I can see red pretty quickly in instances like that (another reason I rarely make posts in discussion groups) and decided not to go head-to-head with her. But my silence seemed to make her more angry. And wordy. To the Facebook group’s credit, an Admin ended up removing most of her comments and muting her for a while since her words and attitude didn’t promote the grace, kindness and safe conversation encouraged in this particular group.
Was I surprised to see comments like hers online? No. Of course not! Vitriol and hate run rampant in discussion threads across the internet spectrum, and impersonal text on a screen apparently gives people license to say things they never would in person. And this person wasn’t really hateful, just aggressive, argumentative, and demanding to see something that I believe took away from the focus of my original post.
But the brief episode made me sad. Despite the fact that I raised the issue, I had no desire to prove the horribleness of the Airbnb host who might have denied my stay based on my faith. And I didn’t want anyone to think I believed this possibility of prejudice even remotely compared to what others experience every day. I just wanted to air it out. Acknowledge the ugliness of any kind of discrimination. Maybe discuss how to confront it. Maybe even learn to love the ones who hate us and, most certainly, to love those who suffer far more than we do.
The internet and social media aren’t “safe.” The reality is people will always misunderstand and possibly judge us for what we say, don’t say, how we say or don’t say something, etc., whether we’re communicating through the internet or face-to-face.

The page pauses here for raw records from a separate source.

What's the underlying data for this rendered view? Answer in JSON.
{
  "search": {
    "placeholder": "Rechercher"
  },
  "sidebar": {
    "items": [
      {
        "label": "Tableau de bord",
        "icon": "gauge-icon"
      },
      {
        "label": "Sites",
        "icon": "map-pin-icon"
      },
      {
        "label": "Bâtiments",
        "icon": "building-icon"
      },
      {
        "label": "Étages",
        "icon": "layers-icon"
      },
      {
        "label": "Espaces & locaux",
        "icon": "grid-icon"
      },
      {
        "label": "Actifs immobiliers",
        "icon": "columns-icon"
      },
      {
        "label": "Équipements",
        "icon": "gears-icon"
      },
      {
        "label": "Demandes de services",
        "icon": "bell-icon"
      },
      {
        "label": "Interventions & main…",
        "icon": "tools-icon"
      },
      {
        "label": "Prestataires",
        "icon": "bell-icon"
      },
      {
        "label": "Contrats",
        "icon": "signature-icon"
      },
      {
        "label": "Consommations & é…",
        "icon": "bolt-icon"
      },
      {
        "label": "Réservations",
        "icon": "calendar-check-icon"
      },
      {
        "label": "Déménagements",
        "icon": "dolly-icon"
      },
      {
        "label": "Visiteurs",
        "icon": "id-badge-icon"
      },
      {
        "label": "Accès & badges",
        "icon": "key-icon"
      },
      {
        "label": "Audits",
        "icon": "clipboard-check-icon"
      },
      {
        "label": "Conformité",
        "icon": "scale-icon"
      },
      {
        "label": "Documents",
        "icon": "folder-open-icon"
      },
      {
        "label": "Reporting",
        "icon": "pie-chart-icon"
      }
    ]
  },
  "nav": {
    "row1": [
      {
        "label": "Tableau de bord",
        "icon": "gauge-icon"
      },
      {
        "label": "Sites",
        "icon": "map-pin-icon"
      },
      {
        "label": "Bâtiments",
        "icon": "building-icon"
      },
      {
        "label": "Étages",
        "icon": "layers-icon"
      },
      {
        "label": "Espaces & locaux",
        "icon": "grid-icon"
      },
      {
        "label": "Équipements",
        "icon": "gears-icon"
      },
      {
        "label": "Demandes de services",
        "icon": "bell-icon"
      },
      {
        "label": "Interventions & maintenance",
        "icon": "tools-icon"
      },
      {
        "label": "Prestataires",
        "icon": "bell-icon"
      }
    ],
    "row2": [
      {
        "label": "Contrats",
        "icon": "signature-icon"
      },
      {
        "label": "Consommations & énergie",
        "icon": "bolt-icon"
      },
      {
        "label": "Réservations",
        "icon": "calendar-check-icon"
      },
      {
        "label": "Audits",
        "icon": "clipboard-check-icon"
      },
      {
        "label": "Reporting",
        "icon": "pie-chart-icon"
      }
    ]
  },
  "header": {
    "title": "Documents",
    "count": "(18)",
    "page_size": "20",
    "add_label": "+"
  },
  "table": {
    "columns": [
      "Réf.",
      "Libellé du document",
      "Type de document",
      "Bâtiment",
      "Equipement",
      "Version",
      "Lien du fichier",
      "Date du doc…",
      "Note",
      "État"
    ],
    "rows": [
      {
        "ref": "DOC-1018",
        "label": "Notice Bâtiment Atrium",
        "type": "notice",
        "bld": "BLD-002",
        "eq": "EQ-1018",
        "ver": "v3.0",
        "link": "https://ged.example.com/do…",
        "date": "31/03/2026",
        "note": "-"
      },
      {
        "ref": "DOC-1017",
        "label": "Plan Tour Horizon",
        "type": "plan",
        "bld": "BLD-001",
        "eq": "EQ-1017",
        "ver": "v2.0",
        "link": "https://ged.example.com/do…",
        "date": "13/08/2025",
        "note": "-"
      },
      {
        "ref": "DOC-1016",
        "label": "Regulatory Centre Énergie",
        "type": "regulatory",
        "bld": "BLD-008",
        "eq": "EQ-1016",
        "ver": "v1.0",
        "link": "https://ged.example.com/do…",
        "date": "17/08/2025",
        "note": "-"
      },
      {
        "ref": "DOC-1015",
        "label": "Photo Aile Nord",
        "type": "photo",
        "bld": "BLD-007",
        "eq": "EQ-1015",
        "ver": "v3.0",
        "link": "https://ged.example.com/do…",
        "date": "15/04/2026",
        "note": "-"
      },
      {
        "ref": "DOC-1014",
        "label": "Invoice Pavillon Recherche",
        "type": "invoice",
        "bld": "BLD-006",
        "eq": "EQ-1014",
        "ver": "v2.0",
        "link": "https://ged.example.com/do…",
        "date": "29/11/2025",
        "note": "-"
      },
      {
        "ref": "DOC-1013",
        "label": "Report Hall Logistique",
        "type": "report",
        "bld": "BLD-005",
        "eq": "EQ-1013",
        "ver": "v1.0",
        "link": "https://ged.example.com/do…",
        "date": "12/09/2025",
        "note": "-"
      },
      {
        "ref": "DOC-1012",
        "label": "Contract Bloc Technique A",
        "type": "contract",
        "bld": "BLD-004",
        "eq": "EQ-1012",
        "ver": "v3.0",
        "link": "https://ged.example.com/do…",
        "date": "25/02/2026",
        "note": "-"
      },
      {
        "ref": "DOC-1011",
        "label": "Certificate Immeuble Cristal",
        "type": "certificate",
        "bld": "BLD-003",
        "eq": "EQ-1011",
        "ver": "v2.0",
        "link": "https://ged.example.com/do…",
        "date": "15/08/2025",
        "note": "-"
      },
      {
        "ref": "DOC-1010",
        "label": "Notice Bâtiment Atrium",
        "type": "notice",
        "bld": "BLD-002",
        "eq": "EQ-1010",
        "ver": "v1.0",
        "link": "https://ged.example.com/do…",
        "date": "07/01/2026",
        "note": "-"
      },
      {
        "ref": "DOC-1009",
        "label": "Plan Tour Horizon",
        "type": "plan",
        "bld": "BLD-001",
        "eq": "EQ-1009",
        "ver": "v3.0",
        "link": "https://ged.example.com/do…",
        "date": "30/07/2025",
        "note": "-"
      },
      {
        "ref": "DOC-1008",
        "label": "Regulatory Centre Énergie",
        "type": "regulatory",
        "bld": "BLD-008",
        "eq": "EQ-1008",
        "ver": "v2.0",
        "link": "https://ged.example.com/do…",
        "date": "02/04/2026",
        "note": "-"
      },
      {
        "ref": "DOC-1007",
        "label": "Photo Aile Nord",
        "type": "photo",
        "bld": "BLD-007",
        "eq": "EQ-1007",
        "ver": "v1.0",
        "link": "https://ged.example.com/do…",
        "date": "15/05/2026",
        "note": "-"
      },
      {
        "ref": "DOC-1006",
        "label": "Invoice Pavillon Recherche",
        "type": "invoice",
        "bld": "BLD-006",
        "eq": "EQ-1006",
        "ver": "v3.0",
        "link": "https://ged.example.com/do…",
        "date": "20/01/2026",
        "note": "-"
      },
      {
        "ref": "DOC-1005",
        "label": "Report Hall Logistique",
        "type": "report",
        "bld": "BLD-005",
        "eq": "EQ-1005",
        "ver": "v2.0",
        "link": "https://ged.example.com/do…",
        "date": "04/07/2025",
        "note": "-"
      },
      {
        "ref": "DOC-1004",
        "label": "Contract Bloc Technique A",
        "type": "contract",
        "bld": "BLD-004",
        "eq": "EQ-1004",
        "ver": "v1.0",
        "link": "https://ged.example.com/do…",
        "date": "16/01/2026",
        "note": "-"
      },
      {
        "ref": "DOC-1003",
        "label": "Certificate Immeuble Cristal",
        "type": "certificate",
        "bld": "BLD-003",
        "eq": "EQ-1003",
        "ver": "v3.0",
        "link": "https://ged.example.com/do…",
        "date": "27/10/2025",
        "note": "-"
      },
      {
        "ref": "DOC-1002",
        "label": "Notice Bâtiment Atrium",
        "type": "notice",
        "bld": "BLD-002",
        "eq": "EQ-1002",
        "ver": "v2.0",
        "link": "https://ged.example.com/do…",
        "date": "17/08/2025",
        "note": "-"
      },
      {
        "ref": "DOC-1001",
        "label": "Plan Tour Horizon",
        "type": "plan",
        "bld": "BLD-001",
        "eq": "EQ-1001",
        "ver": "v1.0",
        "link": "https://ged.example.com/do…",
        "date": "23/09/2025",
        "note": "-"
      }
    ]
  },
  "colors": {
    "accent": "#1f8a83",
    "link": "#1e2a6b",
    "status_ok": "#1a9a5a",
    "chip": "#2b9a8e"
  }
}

But does that mean we should be afraid to communicate at all?
No. But we might need to grow thicker skin and know what battles … I mean conversations … to enter into and which ones to leave alone.
Not all bad
I admit that I let this person affect my day far out of proportion to what I should have, mainly because I got angry and believed she was unjust. And part of me really wanted to stoop to her level and type of language. Ultimately, however, I was encouraged and even challenged by some of what people shared with me on the discussion thread. Most of the language was laced with grace and a longing for a better world. Some of them wanted to understand and grieve the wounds that might have caused the host to deny allowing a Christian to stay at her home. And another wanted to be very, very careful not to engender an “us vs. them” mentality.
That in particular was absolutely not what I intended, and I’m so glad the gentleman verbalized what he did. Because it reminded me how dangerous words are. Especially careless ones.
Now if only everyone on the internet would feel the same.